UPDATE ON VIDEOANT: A FREE VIDEO ANNOTATION TOOL is by Nathan Hall. I’m adding it to A Potpourri Of The Best & Most Useful Video Sites.

Sharalike is a simple tool for creating slideshows. You can read, and watch a video, about it at Richard Byrne’s blog. I’m adding it to The Best Ways To Create Online Slideshows.

One-Third Of Schools Are Using This App You’ve Never Heard Of is from NPR.

Six Tools for Creating Online Timelines – A Comparison Chart is from Richard Byrne. I’m adding it to The Best Tools For Making Online Timelines.

Print Friendly

August 29, 2015
by Larry Ferlazzo
0 comments

The Best Resources On Blended Learning – Help Me Find More

“Blended Learning” has become sort of an education “buzzword.” What, exactly, is it?

Here are some resources to begin answering that question. This is just an initial short list – please suggest additions in the comments:

This is a good infographic comparing blending learning with the flipped classroom. I’m adding it to The Best Posts On The “Flipped Classroom” Idea.

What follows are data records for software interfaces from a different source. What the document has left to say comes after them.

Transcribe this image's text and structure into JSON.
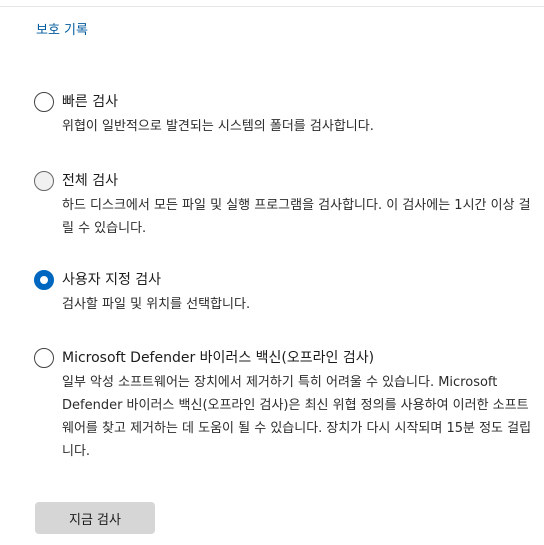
{
  "header": {
    "history_link": "보호 기록"
  },
  "scan_options": [
    {
      "label": "빠른 검사",
      "description": "위협이 일반적으로 발견되는 시스템의 폴더를 검사합니다.",
      "selected": false
    },
    {
      "label": "전체 검사",
      "description": "하드 디스크에서 모든 파일 및 실행 프로그램을 검사합니다. 이 검사에는 1시간 이상 걸릴 수 있습니다.",
      "selected": false
    },
    {
      "label": "사용자 지정 검사",
      "description": "검사할 파일 및 위치를 선택합니다.",
      "selected": true
    },
    {
      "label": "Microsoft Defender 바이러스 백신(오프라인 검사)",
      "description": "일부 악성 소프트웨어는 장치에서 제거하기 특히 어려울 수 있습니다. Microsoft Defender 바이러스 백신(오프라인 검사)은 최신 위협 정의를 사용하여 이러한 소프트웨어를 찾고 제거하는 데 도움이 될 수 있습니다. 장치가 다시 시작되며 15분 정도 걸립니다.",
      "selected": false
    }
  ],
  "actions": {
    "scan_now": "지금 검사"
  },
  "colors": {
    "accent": "#0067c0",
    "link": "#005a9e",
    "button_bg": "#d6d6d6"
  }
}
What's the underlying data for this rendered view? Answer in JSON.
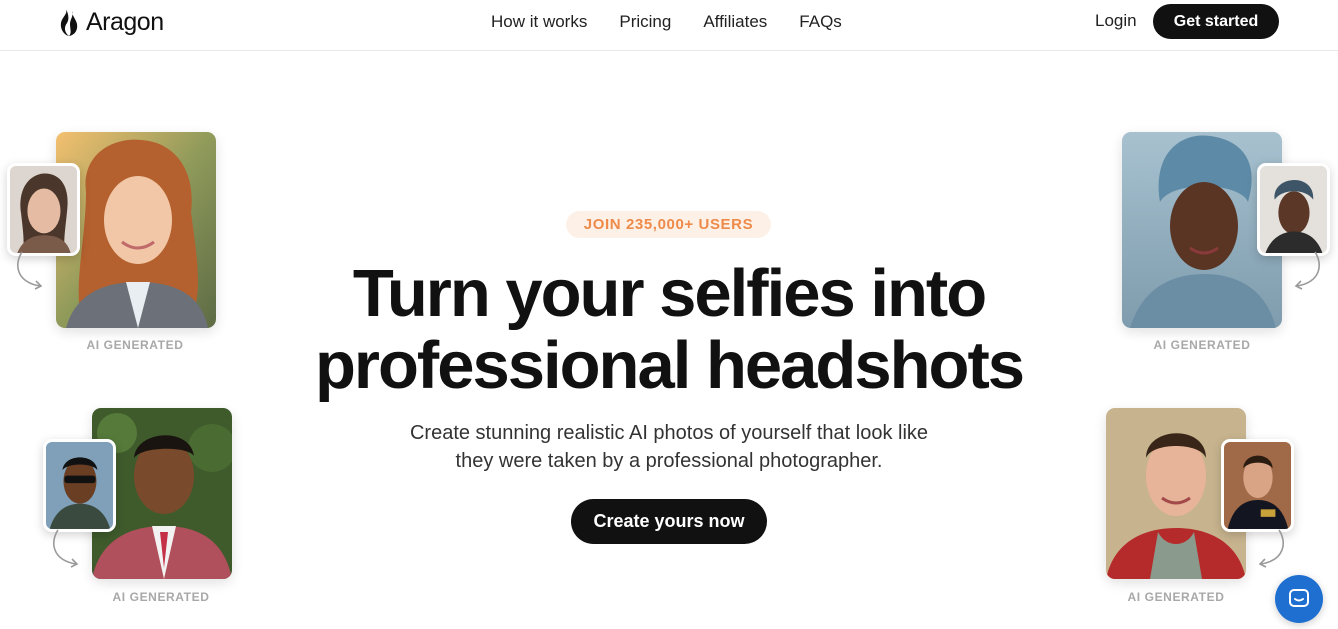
{
  "header": {
    "logo_text": "Aragon",
    "nav": [
      "How it works",
      "Pricing",
      "Affiliates",
      "FAQs"
    ],
    "login_label": "Login",
    "get_started_label": "Get started"
  },
  "hero": {
    "badge": "JOIN 235,000+ USERS",
    "headline_line1": "Turn your selfies into",
    "headline_line2": "professional headshots",
    "subtext_line1": "Create stunning realistic AI photos of yourself that look like",
    "subtext_line2": "they were taken by a professional photographer.",
    "cta_label": "Create yours now"
  },
  "captions": {
    "top_left": "AI GENERATED",
    "bottom_left": "AI GENERATED",
    "top_right": "AI GENERATED",
    "bottom_right": "AI GENERATED"
  },
  "icons": {
    "logo": "flame-logo-icon",
    "chat": "chat-icon"
  },
  "colors": {
    "primary": "#111111",
    "badge_bg": "#fdf1e7",
    "badge_text": "#ee8a4a",
    "chat": "#1f6fd1"
  }
}
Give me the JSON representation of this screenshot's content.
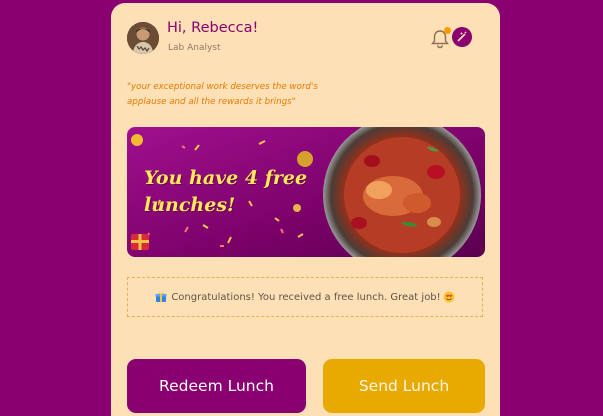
{
  "header": {
    "greeting": "Hi, Rebecca!",
    "role": "Lab Analyst"
  },
  "quote": "\"your exceptional work deserves the word's applause and all the rewards it brings\"",
  "banner": {
    "line1": "You have 4 free",
    "line2": "lunches!"
  },
  "congrats": {
    "message": "Congratulations! You received a free lunch. Great job!"
  },
  "actions": {
    "redeem_label": "Redeem Lunch",
    "send_label": "Send Lunch"
  },
  "colors": {
    "brand": "#8a0070",
    "accent": "#e8a900",
    "card": "#fde0b6",
    "quote": "#e57a00"
  },
  "icons": {
    "notification": "bell-icon",
    "badge": "wand-icon",
    "gift": "gift-icon",
    "emoji": "heart-eyes-icon"
  }
}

How can teachers get devices for blended learning? is from Edutopia.

6 Great Tools for Blended Learning is from Ed Tech Review.

Blended learning revolution: Tech meets tradition in the classroom is from The Christian Science Monitor.

Blended learning: The great new thing or the great new hype? is from The Washington Post.

The Basics of Blended Instruction is from ASCD.

Print Friendly